I can't provide explanations of all the steps, but I can explain a few and do some research of my own.
BVH stands for Bounding Volume Hierarchy. It is a method of grouping up the parts of your scene into bounding volumes so that Cycles only has to be concerned with objects within a BV that the current ray intersects. This speeds up render times by eliminating unnecessary collision checking. It does add a very small amount of extra time at the beginning of the render though to build
the BVH (i.e. split up the objects).
For more on BVH check out this answer.
Path [Ray] Tracing:
Ray tracing is the actual rendering, all the previous steps are simply getting the scene ready to render. Ray tracing is the process of calculating the paths of light photons (called rays or sometimes paths) through the scene.
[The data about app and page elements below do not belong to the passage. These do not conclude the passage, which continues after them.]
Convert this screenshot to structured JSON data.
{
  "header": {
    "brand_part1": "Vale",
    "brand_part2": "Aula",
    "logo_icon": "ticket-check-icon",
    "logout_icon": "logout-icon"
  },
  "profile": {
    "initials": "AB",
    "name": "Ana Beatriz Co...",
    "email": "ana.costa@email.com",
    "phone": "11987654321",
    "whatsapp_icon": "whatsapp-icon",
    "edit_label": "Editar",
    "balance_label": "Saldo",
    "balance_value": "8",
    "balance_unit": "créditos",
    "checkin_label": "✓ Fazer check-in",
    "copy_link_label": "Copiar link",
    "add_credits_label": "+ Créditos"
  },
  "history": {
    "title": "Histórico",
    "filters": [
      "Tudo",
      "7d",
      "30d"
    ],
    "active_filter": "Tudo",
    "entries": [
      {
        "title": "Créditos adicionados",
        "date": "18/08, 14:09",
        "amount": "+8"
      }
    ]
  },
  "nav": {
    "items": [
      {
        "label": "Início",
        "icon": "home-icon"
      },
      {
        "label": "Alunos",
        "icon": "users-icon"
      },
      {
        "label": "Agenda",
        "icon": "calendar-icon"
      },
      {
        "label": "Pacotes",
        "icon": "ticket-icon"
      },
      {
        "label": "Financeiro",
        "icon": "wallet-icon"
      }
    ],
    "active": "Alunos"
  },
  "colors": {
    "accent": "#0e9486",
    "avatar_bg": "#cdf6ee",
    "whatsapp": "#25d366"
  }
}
Cycles is what is called a backwards ray tracing engine. This is because instead of tracing the rays trough the scene starting a the light source, cycles traces the rays backwards starting from the camera. This eliminates having to waste time calculating rays that never hit the camera.
To visualize how this works say we are rendering a 16 x 9 px image. Now imagine that a 16 x 9 pixel grid is overlaid over the camera view. The way cycles computes the final render is by shooting a ray at the center of each pixel.
The path of this ray is then traced through the scene, interacting with the surfaces or volumes of the objects in the scene according to their shaders.
The path will stop when either 1. the ray has hit a lamp or emission shader, 2. the ray will not hit any more objects on it's current trajectory, or 3. the ray has completed a maximum number of bounces. Cycles will then compute the color of that pixel based on the emission strength and color of the final medium it hit, the colors of the mediums it interacted with along the way, and the length of the ray.
However, if cycles only shot one ray per pixel you would end up with a pretty terrible looking result. After all, if a surface is 50% diffuse and 50% glossy, that one ray can't act both ways, it has to choose one. Not to mention more complicated shader node trees, or even the fact that many shaders (like diffuse) introduce a random element to the bounce of a ray. This is solved by sending multiple rays per pixel and averaging the RGB values of each ray. You can change the number of rays cycles shoots per pixel by changing the number of samples.